During the performance, Sam would look back strangely at David. I thought it was because of his improvising of her songs, but actually it was because he was humming with the songs; and not the tune of the song. Sam was surprised by it, but seemed to really love it.

Below is her set list. A highlight continues to be Tom Waits’ “Green Grass” from his latest CD. She owns that song now, as far as I’m concerned. She is talking about possibly recording it. I hope so. It really fits the music she is writing.

  1. Say What You Mean
  2. Edge of the World
  3. Green Grass (written by Tom Waits)
  4. Reflecting Light

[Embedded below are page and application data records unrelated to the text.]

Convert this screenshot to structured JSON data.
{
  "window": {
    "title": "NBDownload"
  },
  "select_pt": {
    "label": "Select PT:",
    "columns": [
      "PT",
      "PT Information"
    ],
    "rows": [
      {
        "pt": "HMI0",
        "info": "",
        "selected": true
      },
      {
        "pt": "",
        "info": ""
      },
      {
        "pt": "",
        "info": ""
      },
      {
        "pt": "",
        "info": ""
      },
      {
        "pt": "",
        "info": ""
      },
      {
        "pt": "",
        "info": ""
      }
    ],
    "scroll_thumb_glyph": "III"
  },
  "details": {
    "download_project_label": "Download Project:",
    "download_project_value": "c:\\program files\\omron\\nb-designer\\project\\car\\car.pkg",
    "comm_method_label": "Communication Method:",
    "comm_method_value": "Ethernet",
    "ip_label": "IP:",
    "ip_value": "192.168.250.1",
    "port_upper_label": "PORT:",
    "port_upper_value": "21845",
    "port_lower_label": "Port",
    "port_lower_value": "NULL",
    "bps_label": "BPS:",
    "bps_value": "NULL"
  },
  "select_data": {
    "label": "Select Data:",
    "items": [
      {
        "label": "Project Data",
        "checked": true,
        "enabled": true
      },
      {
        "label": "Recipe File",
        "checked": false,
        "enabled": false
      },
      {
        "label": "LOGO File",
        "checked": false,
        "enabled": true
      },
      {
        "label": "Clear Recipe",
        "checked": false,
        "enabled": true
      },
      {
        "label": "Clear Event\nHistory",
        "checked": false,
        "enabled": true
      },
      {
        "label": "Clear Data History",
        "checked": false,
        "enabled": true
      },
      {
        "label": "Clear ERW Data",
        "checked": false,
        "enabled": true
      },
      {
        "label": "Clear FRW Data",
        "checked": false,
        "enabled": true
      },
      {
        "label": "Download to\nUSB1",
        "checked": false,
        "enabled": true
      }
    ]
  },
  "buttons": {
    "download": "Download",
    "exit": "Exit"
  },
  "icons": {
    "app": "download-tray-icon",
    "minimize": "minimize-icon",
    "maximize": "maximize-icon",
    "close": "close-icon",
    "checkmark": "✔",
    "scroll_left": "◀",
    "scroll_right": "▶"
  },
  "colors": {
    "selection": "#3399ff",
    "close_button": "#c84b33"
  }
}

After Sam left the stage, Eric Gorfain (the lead violin for the Section Quartet) joined David, a drummer and a bongo player and proceeded to perform some classic 60’s/70’s styled improvisational jazz. It was really good. It brought back memories of people like Jean Luc Ponty and Chick Corea, who I used to enjoy in the 70’s. David created these wonderful soundscapes that allowed Eric to soar on top of. I can only imagine how good it would have been if they actually had a sound check.

Okay Sam news. The goal for the next CD is fall, but no guarantees. T-Bone’s new CD has been pushed back because of production assignments, so look for it next year. T-Bone’s live tour will be something you’ll tell your grandkids about. Don’t miss it. Gilmore Girls has been picked up for at least one more, maybe two more years. So Sam has a steady job for now.

Music Hall Link - Alejandro Escovedo listen